App and web page records:
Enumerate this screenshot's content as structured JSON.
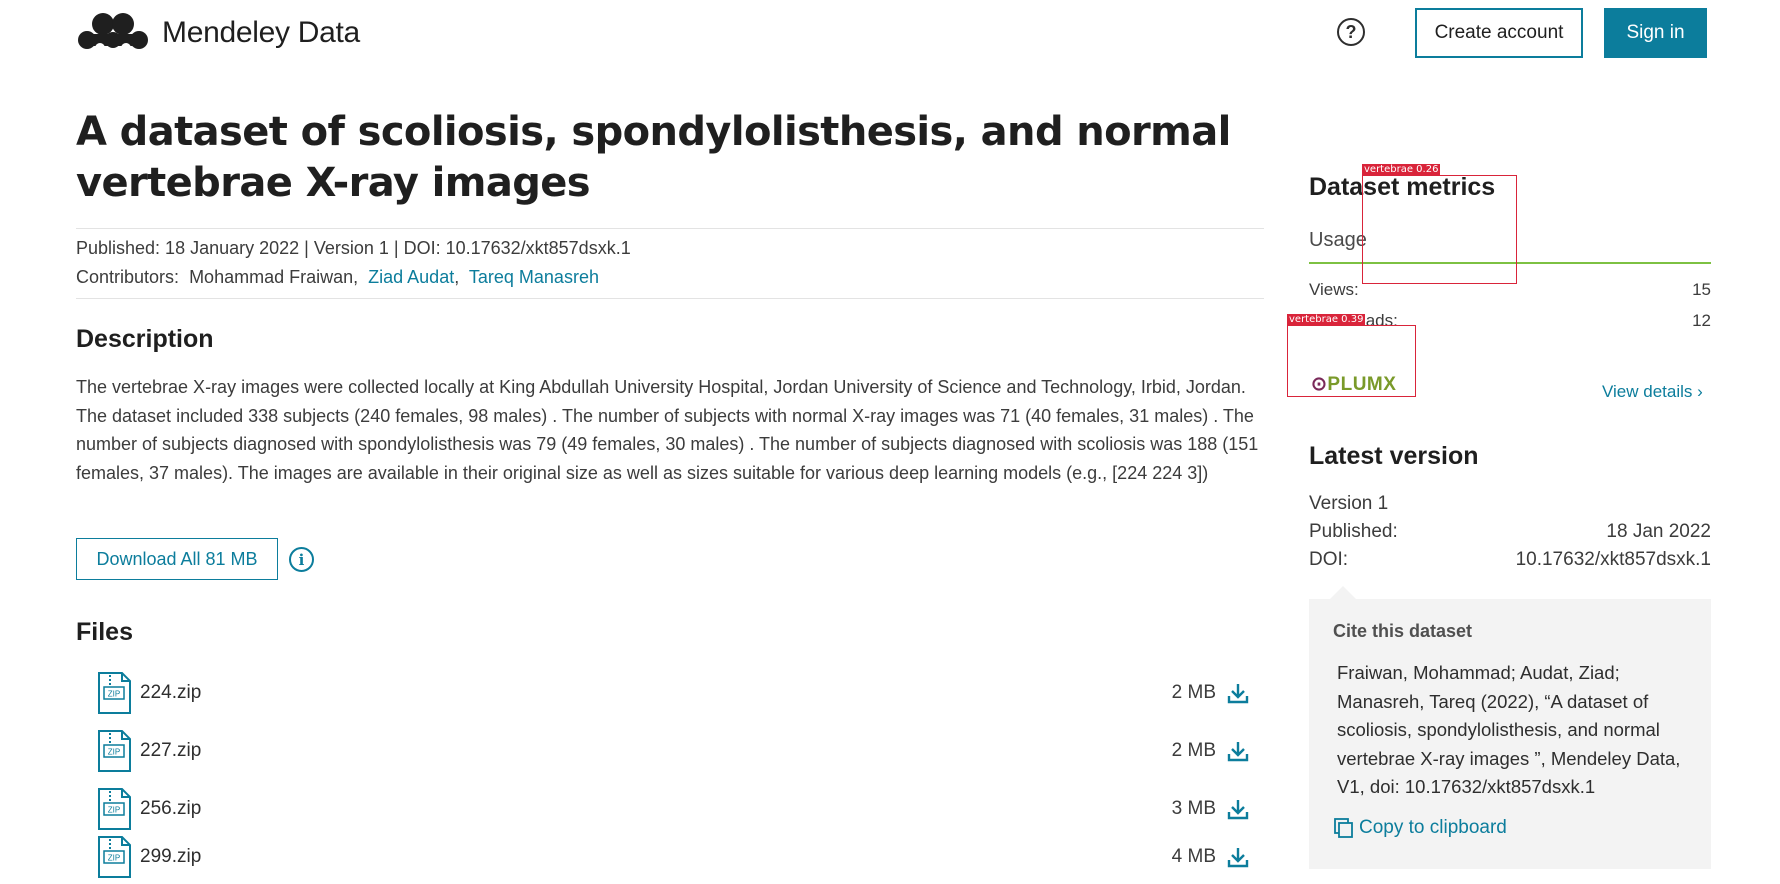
{
  "header": {
    "app_name": "Mendeley Data",
    "help_label": "?",
    "create_account": "Create account",
    "sign_in": "Sign in"
  },
  "dataset": {
    "title": "A dataset of scoliosis, spondylolisthesis, and normal vertebrae X-ray images",
    "published_line": "Published: 18 January 2022 | Version 1 | DOI: 10.17632/xkt857dsxk.1",
    "contributors_label": "Contributors:",
    "contributors": [
      "Mohammad Fraiwan",
      "Ziad Audat",
      "Tareq Manasreh"
    ]
  },
  "description": {
    "heading": "Description",
    "text": "The vertebrae X-ray images were collected locally at King Abdullah University Hospital, Jordan University of Science and Technology, Irbid, Jordan. The dataset included 338 subjects (240 females, 98 males) . The number of subjects with normal X-ray images was 71 (40 females, 31 males) . The number of subjects diagnosed with spondylolisthesis was 79 (49 females, 30 males) . The number of subjects diagnosed with scoliosis was 188 (151 females, 37 males). The images are available in their original size as well as sizes suitable for various deep learning models (e.g., [224 224 3])",
    "download_all": "Download All 81 MB",
    "info_icon": "i"
  },
  "files": {
    "heading": "Files",
    "icon_label": "ZIP",
    "items": [
      {
        "name": "224.zip",
        "size": "2 MB"
      },
      {
        "name": "227.zip",
        "size": "2 MB"
      },
      {
        "name": "256.zip",
        "size": "3 MB"
      },
      {
        "name": "299.zip",
        "size": "4 MB"
      }
    ]
  },
  "metrics": {
    "heading": "Dataset metrics",
    "usage": "Usage",
    "views_label": "Views:",
    "views_value": "15",
    "downloads_label": "Downloads:",
    "downloads_value": "12",
    "plumx_p": "",
    "plumx_text": "PLUMX",
    "view_details": "View details ›"
  },
  "latest_version": {
    "heading": "Latest version",
    "version": "Version 1",
    "published_label": "Published:",
    "published_value": "18 Jan 2022",
    "doi_label": "DOI:",
    "doi_value": "10.17632/xkt857dsxk.1"
  },
  "cite": {
    "title": "Cite this dataset",
    "text": "Fraiwan, Mohammad; Audat, Ziad; Manasreh, Tareq (2022), “A dataset of scoliosis, spondylolisthesis, and normal vertebrae X-ray images ”, Mendeley Data, V1, doi: 10.17632/xkt857dsxk.1",
    "copy_label": "Copy to clipboard"
  },
  "overlays": [
    {
      "label": "vertebrae 0.26"
    },
    {
      "label": "vertebrae 0.39"
    }
  ],
  "colors": {
    "accent": "#0c7d9c",
    "usage_line": "#7dc142",
    "overlay": "#d9243a"
  }
}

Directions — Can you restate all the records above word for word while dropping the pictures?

Problem solution —
Enumerate this screenshot's content as structured JSON.
{
  "header": {
    "app_name": "Mendeley Data",
    "help_label": "?",
    "create_account": "Create account",
    "sign_in": "Sign in"
  },
  "dataset": {
    "title": "A dataset of scoliosis, spondylolisthesis, and normal vertebrae X-ray images",
    "published_line": "Published: 18 January 2022 | Version 1 | DOI: 10.17632/xkt857dsxk.1",
    "contributors_label": "Contributors:",
    "contributors": [
      "Mohammad Fraiwan",
      "Ziad Audat",
      "Tareq Manasreh"
    ]
  },
  "description": {
    "heading": "Description",
    "text": "The vertebrae X-ray images were collected locally at King Abdullah University Hospital, Jordan University of Science and Technology, Irbid, Jordan. The dataset included 338 subjects (240 females, 98 males) . The number of subjects with normal X-ray images was 71 (40 females, 31 males) . The number of subjects diagnosed with spondylolisthesis was 79 (49 females, 30 males) . The number of subjects diagnosed with scoliosis was 188 (151 females, 37 males). The images are available in their original size as well as sizes suitable for various deep learning models (e.g., [224 224 3])",
    "download_all": "Download All 81 MB",
    "info_icon": "i"
  },
  "files": {
    "heading": "Files",
    "icon_label": "ZIP",
    "items": [
      {
        "name": "224.zip",
        "size": "2 MB"
      },
      {
        "name": "227.zip",
        "size": "2 MB"
      },
      {
        "name": "256.zip",
        "size": "3 MB"
      },
      {
        "name": "299.zip",
        "size": "4 MB"
      }
    ]
  },
  "metrics": {
    "heading": "Dataset metrics",
    "usage": "Usage",
    "views_label": "Views:",
    "views_value": "15",
    "downloads_label": "Downloads:",
    "downloads_value": "12",
    "plumx_p": "",
    "plumx_text": "PLUMX",
    "view_details": "View details ›"
  },
  "latest_version": {
    "heading": "Latest version",
    "version": "Version 1",
    "published_label": "Published:",
    "published_value": "18 Jan 2022",
    "doi_label": "DOI:",
    "doi_value": "10.17632/xkt857dsxk.1"
  },
  "cite": {
    "title": "Cite this dataset",
    "text": "Fraiwan, Mohammad; Audat, Ziad; Manasreh, Tareq (2022), “A dataset of scoliosis, spondylolisthesis, and normal vertebrae X-ray images ”, Mendeley Data, V1, doi: 10.17632/xkt857dsxk.1",
    "copy_label": "Copy to clipboard"
  },
  "overlays": [
    {
      "label": "vertebrae 0.26"
    },
    {
      "label": "vertebrae 0.39"
    }
  ],
  "colors": {
    "accent": "#0c7d9c",
    "usage_line": "#7dc142",
    "overlay": "#d9243a"
  }
}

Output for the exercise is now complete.